This regular risk dialogue can have a direct, positive impact on investment performance. If risks are well understood by all parties concerned, obtaining the buy-in necessary to mobilize capital in response to new opportunities (and threats) becomes a much faster process. In dynamic and unpredictable markets, increased dexterity and responsiveness create significant advantage.
Just as static asset allocation models are not appropriate in dynamic market environments, neither is a static approach to risk management. Investment strategies change in response to new opportunity sets. Managers come and go. The biases and risk appetites of institutional investors evolve. Under such circumstances, even the most effective risk management framework cannot hold for long. However, if the concepts of customized risk management and robust risk dialogue are adopted by all interested parties, continual adaptation should be a natural process. Different risk measures can be introduced. Tolerance thresholds can be adjusted. New benchmarks and factors can be incorporated. The risk framework itself, and not just the measures it produces, should be under constant scrutiny and evaluation.

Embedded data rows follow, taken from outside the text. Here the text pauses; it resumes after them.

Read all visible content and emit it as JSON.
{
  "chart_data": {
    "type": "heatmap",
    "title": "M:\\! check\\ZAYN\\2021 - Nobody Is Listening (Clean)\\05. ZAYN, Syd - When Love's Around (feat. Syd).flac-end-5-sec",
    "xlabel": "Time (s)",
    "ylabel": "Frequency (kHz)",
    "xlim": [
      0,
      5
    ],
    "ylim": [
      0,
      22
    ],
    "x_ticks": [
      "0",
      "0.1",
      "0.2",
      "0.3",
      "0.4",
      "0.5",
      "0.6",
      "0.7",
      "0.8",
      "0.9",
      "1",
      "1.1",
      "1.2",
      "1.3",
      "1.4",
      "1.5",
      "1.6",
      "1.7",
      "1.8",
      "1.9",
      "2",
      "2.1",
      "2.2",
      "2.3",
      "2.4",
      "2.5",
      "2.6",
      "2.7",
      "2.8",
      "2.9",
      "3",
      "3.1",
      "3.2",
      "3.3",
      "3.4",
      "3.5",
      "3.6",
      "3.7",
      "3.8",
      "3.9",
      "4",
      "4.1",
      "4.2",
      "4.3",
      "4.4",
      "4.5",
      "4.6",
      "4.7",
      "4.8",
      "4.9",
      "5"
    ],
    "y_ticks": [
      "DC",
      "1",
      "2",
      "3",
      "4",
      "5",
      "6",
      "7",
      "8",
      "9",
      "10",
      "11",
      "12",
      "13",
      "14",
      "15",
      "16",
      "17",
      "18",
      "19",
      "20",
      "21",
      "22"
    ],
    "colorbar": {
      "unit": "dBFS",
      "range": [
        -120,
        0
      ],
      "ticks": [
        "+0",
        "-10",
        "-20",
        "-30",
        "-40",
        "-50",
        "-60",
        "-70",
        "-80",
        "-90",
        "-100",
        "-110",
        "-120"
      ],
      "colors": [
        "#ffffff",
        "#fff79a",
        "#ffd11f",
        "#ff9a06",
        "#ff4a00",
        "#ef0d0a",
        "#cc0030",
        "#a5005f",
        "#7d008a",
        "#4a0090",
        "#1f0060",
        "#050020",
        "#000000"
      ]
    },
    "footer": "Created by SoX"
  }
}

With a philosophy of adaptive risk management successfully implemented, institutional investors will be better prepared to embrace the era of alternative investments. Managers that help to foster the requisite conditions for adaptive risk management—through demonstrating the right disclosure, education and communication—will ultimately be serving their investors better, and contributing to everyone’s shared goal of engaging in innovative new investment opportunities, safely.
Tyler Kim is the Chief Information Officer for MaplesFS, responsible for Information technology and data management functions globally across the fund services and fiduciary operations. He specializes in the development and integration of systems to support efficient middle- and back-office processes within the investment management industry and has extensive experience in hedge fund operations, derivatives trade processing and transfer agency services.